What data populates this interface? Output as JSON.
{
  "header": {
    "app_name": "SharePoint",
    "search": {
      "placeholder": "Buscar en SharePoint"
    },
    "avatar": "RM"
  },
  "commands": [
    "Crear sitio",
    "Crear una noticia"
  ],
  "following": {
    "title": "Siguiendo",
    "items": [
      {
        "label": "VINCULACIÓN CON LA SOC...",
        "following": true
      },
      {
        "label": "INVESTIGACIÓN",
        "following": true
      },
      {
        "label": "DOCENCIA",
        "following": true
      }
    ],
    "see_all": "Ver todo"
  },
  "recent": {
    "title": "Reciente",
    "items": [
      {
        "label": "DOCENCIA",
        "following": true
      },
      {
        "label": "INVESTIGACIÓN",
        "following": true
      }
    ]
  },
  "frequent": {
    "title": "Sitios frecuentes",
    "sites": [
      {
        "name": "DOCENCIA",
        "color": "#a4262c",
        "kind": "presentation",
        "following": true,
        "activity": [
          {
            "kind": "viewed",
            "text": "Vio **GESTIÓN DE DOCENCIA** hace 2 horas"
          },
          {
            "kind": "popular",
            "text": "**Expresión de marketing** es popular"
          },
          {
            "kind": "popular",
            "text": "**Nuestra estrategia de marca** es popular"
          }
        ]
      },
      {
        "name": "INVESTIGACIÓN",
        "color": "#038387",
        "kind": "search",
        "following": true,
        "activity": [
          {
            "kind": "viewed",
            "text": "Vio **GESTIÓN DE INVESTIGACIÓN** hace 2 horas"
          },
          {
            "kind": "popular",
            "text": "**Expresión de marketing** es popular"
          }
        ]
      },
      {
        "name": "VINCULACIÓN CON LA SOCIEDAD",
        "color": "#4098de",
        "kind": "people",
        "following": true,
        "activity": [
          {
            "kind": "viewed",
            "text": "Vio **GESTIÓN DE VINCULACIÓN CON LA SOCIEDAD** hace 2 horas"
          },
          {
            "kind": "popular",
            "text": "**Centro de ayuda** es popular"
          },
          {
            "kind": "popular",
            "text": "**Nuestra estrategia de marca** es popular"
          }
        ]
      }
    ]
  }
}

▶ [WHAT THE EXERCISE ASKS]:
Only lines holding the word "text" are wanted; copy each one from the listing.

▶ [ANSWER SPACE]:
            "text": "Vio **GESTIÓN DE DOCENCIA** hace 2 horas"
            "text": "**Expresión de marketing** es popular"
            "text": "**Nuestra estrategia de marca** es popular"
            "text": "Vio **GESTIÓN DE INVESTIGACIÓN** hace 2 horas"
            "text": "**Expresión de marketing** es popular"
            "text": "Vio **GESTIÓN DE VINCULACIÓN CON LA SOCIEDAD** hace 2 horas"
            "text": "**Centro de ayuda** es popular"
            "text": "**Nuestra estrategia de marca** es popular"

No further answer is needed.